The purchase price will total $220 million—$80 million in cash and approximately $140 million in Walker & Dunlop stock. CW Financial is an operating subsidiary of Fortress Investment Group, Walker & Dunlop’s largest shareholder.
By combining forces, Walker & Dunlop and CWCapital will create the second-largest multifamily lender, after Wells Fargo, and eighth-largest commercial real estate lender in the United States. It will also be the No. 1 Fannie Mae lender in the country and the No. 3 Freddie Mac lender.
“Scale matters, for many reasons, in our industry, and this acquisition provides significant scale and opportunities for future growth,” said Willy Walker, chairman, president, and CEO of Walker & Dunlop, on a conference call with investors today.
A Large Force
Last year, the two firms had $7.7 billion worth of commercial real estate loan originations, and their combined servicing portfolio exceeds $33.7 billion.
“This aggregate servicing portfolio is a magnificent asset that will throw off significant cash flow in the coming decade,” Walker said.
CWCapital, which originated $3.7 billion worth of loans in 2011, is a leading lender to the multifamily, health-care, and commercial real estate industries, with in-house origination capabilities for Fannie Mae, Freddie Mac, HUD, life insurance companies, and conduits. Michael Berman, CEO of CWCapital, will take a senior leadership role at Walker & Dunlop.

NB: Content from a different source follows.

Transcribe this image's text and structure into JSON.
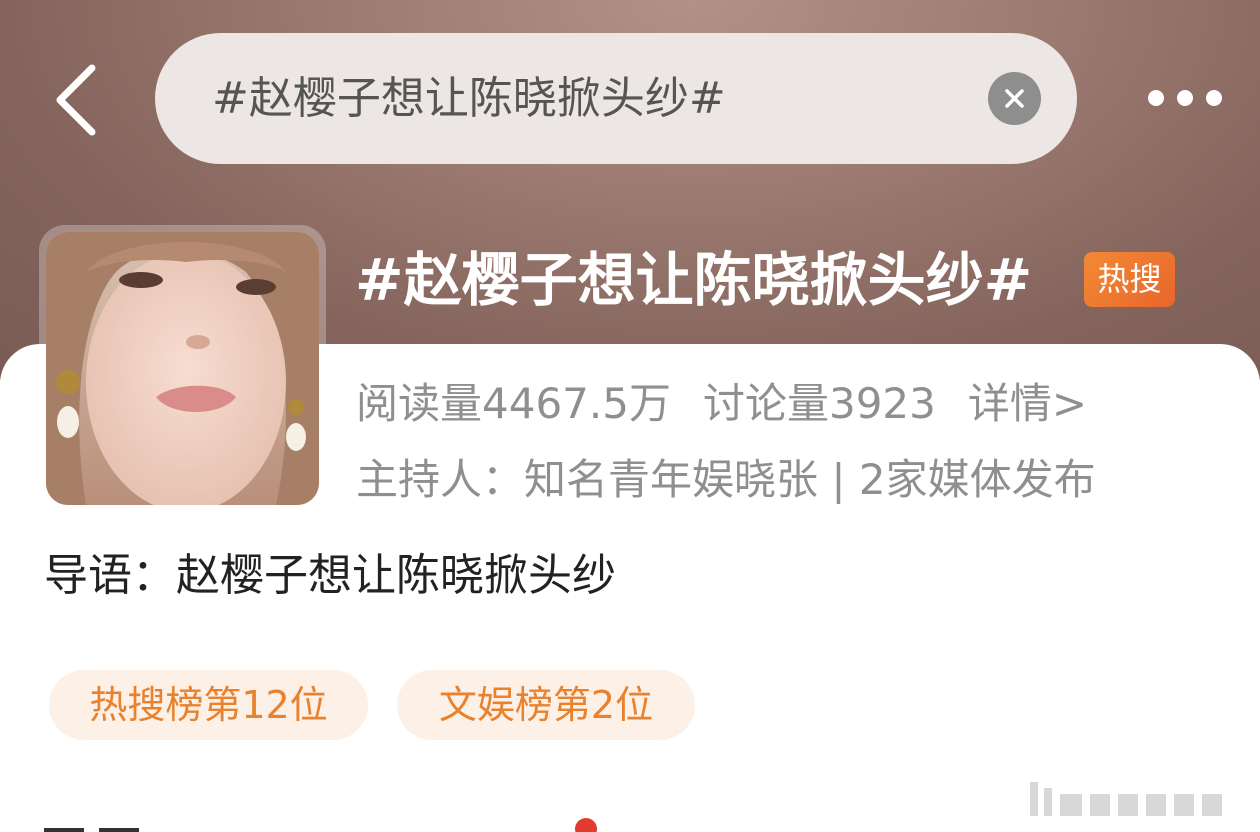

Walker said the origination, underwriting, and closing functions of both firms will be kept intact, but he may look to create “synergies” in back-office functions and servicing. He also said that the corporate cultures matched up well, as did their approach to credit and credit track records. Walker & Dunlop does have products, like its interim loan fund, that CW originators will be able to offer.

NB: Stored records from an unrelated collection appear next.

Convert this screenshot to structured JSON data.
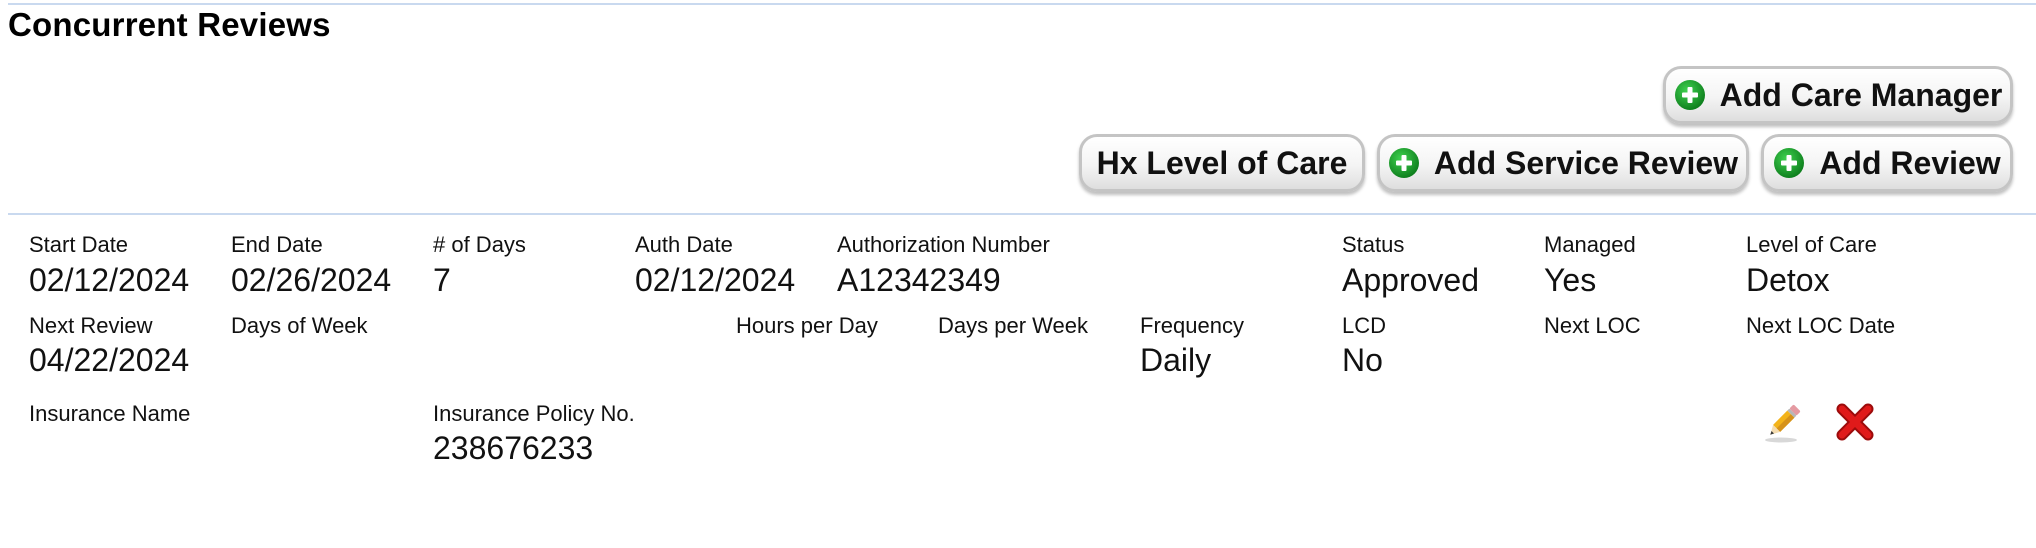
{
  "section": {
    "title": "Concurrent Reviews"
  },
  "buttons": {
    "add_care_manager": "Add Care Manager",
    "hx_level_of_care": "Hx Level of Care",
    "add_service_review": "Add Service Review",
    "add_review": "Add Review"
  },
  "review": {
    "start_date": {
      "label": "Start Date",
      "value": "02/12/2024"
    },
    "end_date": {
      "label": "End Date",
      "value": "02/26/2024"
    },
    "num_days": {
      "label": "# of Days",
      "value": "7"
    },
    "auth_date": {
      "label": "Auth Date",
      "value": "02/12/2024"
    },
    "auth_number": {
      "label": "Authorization Number",
      "value": "A12342349"
    },
    "status": {
      "label": "Status",
      "value": "Approved"
    },
    "managed": {
      "label": "Managed",
      "value": "Yes"
    },
    "level_of_care": {
      "label": "Level of Care",
      "value": "Detox"
    },
    "next_review": {
      "label": "Next Review",
      "value": "04/22/2024"
    },
    "days_of_week": {
      "label": "Days of Week",
      "value": ""
    },
    "hours_per_day": {
      "label": "Hours per Day",
      "value": ""
    },
    "days_per_week": {
      "label": "Days per Week",
      "value": ""
    },
    "frequency": {
      "label": "Frequency",
      "value": "Daily"
    },
    "lcd": {
      "label": "LCD",
      "value": "No"
    },
    "next_loc": {
      "label": "Next LOC",
      "value": ""
    },
    "next_loc_date": {
      "label": "Next LOC Date",
      "value": ""
    },
    "insurance_name": {
      "label": "Insurance Name",
      "value": ""
    },
    "insurance_policy": {
      "label": "Insurance Policy No.",
      "value": "238676233"
    }
  },
  "icons": {
    "plus": "plus-circle-icon",
    "edit": "pencil-icon",
    "delete": "red-x-icon"
  },
  "colors": {
    "plus_green": "#1c9e2b",
    "delete_red": "#d51010",
    "rule": "#c9d9ef"
  }
}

As a general rule, multifamily borrowers generally met the news with a shrug. “It’s hard to see any direct impact on us, since there are so many DUSs out there,” says an executive at one private firm in California who hadn’t heard of the deal until Multifamily Executive contacted him.

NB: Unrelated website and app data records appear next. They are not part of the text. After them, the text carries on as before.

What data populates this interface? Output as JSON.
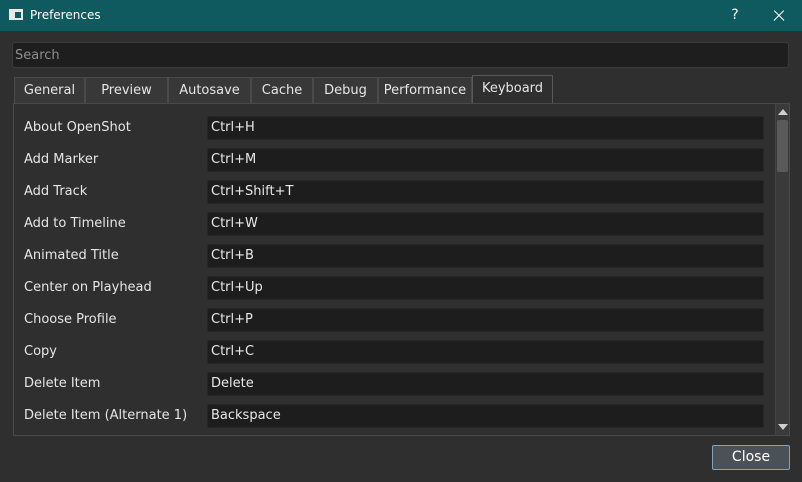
{
  "window": {
    "title": "Preferences",
    "help_label": "?"
  },
  "search": {
    "placeholder": "Search",
    "value": ""
  },
  "tabs": [
    {
      "label": "General",
      "active": false
    },
    {
      "label": "Preview",
      "active": false
    },
    {
      "label": "Autosave",
      "active": false
    },
    {
      "label": "Cache",
      "active": false
    },
    {
      "label": "Debug",
      "active": false
    },
    {
      "label": "Performance",
      "active": false
    },
    {
      "label": "Keyboard",
      "active": true
    }
  ],
  "shortcuts": [
    {
      "action": "About OpenShot",
      "keys": "Ctrl+H"
    },
    {
      "action": "Add Marker",
      "keys": "Ctrl+M"
    },
    {
      "action": "Add Track",
      "keys": "Ctrl+Shift+T"
    },
    {
      "action": "Add to Timeline",
      "keys": "Ctrl+W"
    },
    {
      "action": "Animated Title",
      "keys": "Ctrl+B"
    },
    {
      "action": "Center on Playhead",
      "keys": "Ctrl+Up"
    },
    {
      "action": "Choose Profile",
      "keys": "Ctrl+P"
    },
    {
      "action": "Copy",
      "keys": "Ctrl+C"
    },
    {
      "action": "Delete Item",
      "keys": "Delete"
    },
    {
      "action": "Delete Item (Alternate 1)",
      "keys": "Backspace"
    },
    {
      "action": "",
      "keys": ""
    }
  ],
  "footer": {
    "close_label": "Close"
  }
}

Another Californian, Edward J. Ratinoff, managing director and head of acquisitions at Phoenix Realty Group in Los Angeles, also sees little effect on his business. “We don't do any business with either firm, so I don't believe it will affect our borrowing or have much of an effect on the industry,” he says. “For a whole host of reasons, I think we are going to see mergers and acquisitions in the real estate services sector, especially when there is a special servicing component."
Walker & Dunlop's decision to make a large deal wasn’t a surprise to Daryl Carter, CEO at Irvine, Calif.–based Avanath Capital. “Walker & Dunlop, being in the public markets, needs to do a large deal to move the needle,” he says.
But Carter didn’t think the deal would usher in an era of more mergers and acquisitions. Instead, he saw the trend being large companies, like Fortress, shaving off parts of their business lines that may no longer fit as well.
“I see the broader transaction as more an indication of a company [Fortress] wanting to spin a business line off [rather] than consolidation,” he says.